Data records for software interfaces:
══════
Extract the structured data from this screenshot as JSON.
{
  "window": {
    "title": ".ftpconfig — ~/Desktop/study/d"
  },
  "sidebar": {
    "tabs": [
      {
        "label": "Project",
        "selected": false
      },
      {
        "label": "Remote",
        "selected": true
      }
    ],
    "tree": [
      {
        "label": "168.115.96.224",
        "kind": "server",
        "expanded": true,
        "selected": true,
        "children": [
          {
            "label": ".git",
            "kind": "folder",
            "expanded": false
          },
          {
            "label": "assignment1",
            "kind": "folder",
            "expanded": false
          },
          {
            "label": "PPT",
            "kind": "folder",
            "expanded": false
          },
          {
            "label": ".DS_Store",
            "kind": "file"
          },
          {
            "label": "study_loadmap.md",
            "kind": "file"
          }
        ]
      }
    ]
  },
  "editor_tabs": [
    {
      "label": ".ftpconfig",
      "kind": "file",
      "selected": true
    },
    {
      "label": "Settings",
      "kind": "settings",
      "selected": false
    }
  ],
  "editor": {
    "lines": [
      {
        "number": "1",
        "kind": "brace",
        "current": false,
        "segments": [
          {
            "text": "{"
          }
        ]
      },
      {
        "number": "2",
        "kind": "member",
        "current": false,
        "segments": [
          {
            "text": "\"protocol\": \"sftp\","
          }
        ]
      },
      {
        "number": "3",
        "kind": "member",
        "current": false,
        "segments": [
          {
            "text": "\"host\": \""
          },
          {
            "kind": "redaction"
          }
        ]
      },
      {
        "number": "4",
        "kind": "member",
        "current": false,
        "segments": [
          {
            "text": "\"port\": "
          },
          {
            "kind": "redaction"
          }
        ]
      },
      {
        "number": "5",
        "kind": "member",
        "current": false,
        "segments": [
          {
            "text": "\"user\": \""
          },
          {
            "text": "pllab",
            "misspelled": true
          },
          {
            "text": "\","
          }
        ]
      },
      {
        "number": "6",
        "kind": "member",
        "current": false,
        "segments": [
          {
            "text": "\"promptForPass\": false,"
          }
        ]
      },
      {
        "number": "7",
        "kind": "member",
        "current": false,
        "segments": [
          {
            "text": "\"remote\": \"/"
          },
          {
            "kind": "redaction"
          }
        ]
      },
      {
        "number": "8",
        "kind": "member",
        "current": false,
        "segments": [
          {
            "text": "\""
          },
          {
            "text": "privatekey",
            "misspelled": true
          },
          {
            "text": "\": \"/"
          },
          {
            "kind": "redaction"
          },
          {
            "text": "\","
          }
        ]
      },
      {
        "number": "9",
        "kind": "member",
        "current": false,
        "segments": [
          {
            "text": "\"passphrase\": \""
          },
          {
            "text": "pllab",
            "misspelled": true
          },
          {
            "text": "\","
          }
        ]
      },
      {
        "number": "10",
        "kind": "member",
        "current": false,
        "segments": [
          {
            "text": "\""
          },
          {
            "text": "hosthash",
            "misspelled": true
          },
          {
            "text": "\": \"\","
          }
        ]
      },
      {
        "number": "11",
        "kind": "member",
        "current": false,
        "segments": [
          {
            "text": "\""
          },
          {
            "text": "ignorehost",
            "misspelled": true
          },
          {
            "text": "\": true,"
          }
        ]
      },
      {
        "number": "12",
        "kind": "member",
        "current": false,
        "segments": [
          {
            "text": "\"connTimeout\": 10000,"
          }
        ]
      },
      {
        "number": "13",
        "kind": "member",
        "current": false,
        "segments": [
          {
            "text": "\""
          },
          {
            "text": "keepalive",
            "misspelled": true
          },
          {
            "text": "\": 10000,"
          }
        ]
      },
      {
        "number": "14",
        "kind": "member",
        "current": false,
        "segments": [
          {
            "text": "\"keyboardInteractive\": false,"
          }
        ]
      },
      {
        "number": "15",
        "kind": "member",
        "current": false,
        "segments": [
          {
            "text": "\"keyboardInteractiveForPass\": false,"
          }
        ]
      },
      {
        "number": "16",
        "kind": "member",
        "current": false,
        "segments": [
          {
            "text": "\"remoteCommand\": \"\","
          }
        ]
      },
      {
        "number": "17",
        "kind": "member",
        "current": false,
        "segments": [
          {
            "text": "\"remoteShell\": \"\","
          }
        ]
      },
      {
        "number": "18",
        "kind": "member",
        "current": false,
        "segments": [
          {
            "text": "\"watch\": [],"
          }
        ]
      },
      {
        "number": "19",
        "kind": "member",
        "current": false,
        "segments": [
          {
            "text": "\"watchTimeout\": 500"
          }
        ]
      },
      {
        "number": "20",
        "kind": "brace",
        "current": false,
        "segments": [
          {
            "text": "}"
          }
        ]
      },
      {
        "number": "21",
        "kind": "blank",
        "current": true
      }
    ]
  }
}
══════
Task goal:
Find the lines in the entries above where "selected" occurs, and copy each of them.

Result of this exercise:
        "selected": false
        "selected": true
        "selected": true,
      "selected": true
      "selected": false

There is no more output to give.